*Work to complete:*
Retype the data below, every word of it, exactly.

(Collection entries)
════════

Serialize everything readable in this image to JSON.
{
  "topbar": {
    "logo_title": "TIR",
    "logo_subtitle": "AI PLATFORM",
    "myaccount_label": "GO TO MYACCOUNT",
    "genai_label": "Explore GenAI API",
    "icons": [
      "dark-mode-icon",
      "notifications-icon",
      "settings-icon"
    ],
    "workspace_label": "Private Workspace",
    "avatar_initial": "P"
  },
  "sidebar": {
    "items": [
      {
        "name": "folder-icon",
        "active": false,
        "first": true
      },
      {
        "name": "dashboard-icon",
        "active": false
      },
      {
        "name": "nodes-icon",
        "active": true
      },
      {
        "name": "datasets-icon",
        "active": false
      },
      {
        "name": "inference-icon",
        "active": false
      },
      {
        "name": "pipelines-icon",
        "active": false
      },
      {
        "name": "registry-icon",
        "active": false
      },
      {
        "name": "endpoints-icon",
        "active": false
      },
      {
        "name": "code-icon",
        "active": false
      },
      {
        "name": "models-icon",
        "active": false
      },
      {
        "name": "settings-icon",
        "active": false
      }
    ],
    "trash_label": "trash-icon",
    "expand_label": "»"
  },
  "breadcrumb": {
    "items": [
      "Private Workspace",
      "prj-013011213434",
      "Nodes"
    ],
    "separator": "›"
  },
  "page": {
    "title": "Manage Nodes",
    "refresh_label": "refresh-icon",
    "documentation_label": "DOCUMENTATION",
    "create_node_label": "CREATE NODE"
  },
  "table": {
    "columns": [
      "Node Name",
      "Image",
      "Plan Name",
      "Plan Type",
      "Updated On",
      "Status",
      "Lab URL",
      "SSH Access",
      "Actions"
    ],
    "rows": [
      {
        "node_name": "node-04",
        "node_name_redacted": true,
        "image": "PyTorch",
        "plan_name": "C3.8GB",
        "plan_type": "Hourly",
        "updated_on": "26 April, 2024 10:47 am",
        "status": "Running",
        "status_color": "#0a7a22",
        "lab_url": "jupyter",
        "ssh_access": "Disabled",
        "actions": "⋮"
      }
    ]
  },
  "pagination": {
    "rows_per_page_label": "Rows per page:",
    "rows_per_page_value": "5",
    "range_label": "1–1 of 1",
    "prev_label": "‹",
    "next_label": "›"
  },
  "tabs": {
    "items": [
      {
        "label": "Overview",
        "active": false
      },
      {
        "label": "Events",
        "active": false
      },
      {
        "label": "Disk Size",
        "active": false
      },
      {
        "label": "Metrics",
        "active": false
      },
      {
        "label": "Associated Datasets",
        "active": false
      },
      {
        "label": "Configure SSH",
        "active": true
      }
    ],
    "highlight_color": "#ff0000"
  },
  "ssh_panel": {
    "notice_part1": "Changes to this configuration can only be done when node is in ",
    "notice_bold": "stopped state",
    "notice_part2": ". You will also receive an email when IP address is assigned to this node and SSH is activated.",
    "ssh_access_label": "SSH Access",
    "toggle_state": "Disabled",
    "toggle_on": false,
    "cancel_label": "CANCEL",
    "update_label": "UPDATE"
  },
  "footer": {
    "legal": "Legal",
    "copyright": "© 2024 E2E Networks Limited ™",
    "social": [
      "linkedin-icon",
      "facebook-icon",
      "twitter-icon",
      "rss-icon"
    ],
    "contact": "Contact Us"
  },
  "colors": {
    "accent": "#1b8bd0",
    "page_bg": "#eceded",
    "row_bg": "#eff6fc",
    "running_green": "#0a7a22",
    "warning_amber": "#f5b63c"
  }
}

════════

*Task answer:*
Serialize everything readable in this image to JSON.
{
  "topbar": {
    "logo_title": "TIR",
    "logo_subtitle": "AI PLATFORM",
    "myaccount_label": "GO TO MYACCOUNT",
    "genai_label": "Explore GenAI API",
    "icons": [
      "dark-mode-icon",
      "notifications-icon",
      "settings-icon"
    ],
    "workspace_label": "Private Workspace",
    "avatar_initial": "P"
  },
  "sidebar": {
    "items": [
      {
        "name": "folder-icon",
        "active": false,
        "first": true
      },
      {
        "name": "dashboard-icon",
        "active": false
      },
      {
        "name": "nodes-icon",
        "active": true
      },
      {
        "name": "datasets-icon",
        "active": false
      },
      {
        "name": "inference-icon",
        "active": false
      },
      {
        "name": "pipelines-icon",
        "active": false
      },
      {
        "name": "registry-icon",
        "active": false
      },
      {
        "name": "endpoints-icon",
        "active": false
      },
      {
        "name": "code-icon",
        "active": false
      },
      {
        "name": "models-icon",
        "active": false
      },
      {
        "name": "settings-icon",
        "active": false
      }
    ],
    "trash_label": "trash-icon",
    "expand_label": "»"
  },
  "breadcrumb": {
    "items": [
      "Private Workspace",
      "prj-013011213434",
      "Nodes"
    ],
    "separator": "›"
  },
  "page": {
    "title": "Manage Nodes",
    "refresh_label": "refresh-icon",
    "documentation_label": "DOCUMENTATION",
    "create_node_label": "CREATE NODE"
  },
  "table": {
    "columns": [
      "Node Name",
      "Image",
      "Plan Name",
      "Plan Type",
      "Updated On",
      "Status",
      "Lab URL",
      "SSH Access",
      "Actions"
    ],
    "rows": [
      {
        "node_name": "node-04",
        "node_name_redacted": true,
        "image": "PyTorch",
        "plan_name": "C3.8GB",
        "plan_type": "Hourly",
        "updated_on": "26 April, 2024 10:47 am",
        "status": "Running",
        "status_color": "#0a7a22",
        "lab_url": "jupyter",
        "ssh_access": "Disabled",
        "actions": "⋮"
      }
    ]
  },
  "pagination": {
    "rows_per_page_label": "Rows per page:",
    "rows_per_page_value": "5",
    "range_label": "1–1 of 1",
    "prev_label": "‹",
    "next_label": "›"
  },
  "tabs": {
    "items": [
      {
        "label": "Overview",
        "active": false
      },
      {
        "label": "Events",
        "active": false
      },
      {
        "label": "Disk Size",
        "active": false
      },
      {
        "label": "Metrics",
        "active": false
      },
      {
        "label": "Associated Datasets",
        "active": false
      },
      {
        "label": "Configure SSH",
        "active": true
      }
    ],
    "highlight_color": "#ff0000"
  },
  "ssh_panel": {
    "notice_part1": "Changes to this configuration can only be done when node is in ",
    "notice_bold": "stopped state",
    "notice_part2": ". You will also receive an email when IP address is assigned to this node and SSH is activated.",
    "ssh_access_label": "SSH Access",
    "toggle_state": "Disabled",
    "toggle_on": false,
    "cancel_label": "CANCEL",
    "update_label": "UPDATE"
  },
  "footer": {
    "legal": "Legal",
    "copyright": "© 2024 E2E Networks Limited ™",
    "social": [
      "linkedin-icon",
      "facebook-icon",
      "twitter-icon",
      "rss-icon"
    ],
    "contact": "Contact Us"
  },
  "colors": {
    "accent": "#1b8bd0",
    "page_bg": "#eceded",
    "row_bg": "#eff6fc",
    "running_green": "#0a7a22",
    "warning_amber": "#f5b63c"
  }
}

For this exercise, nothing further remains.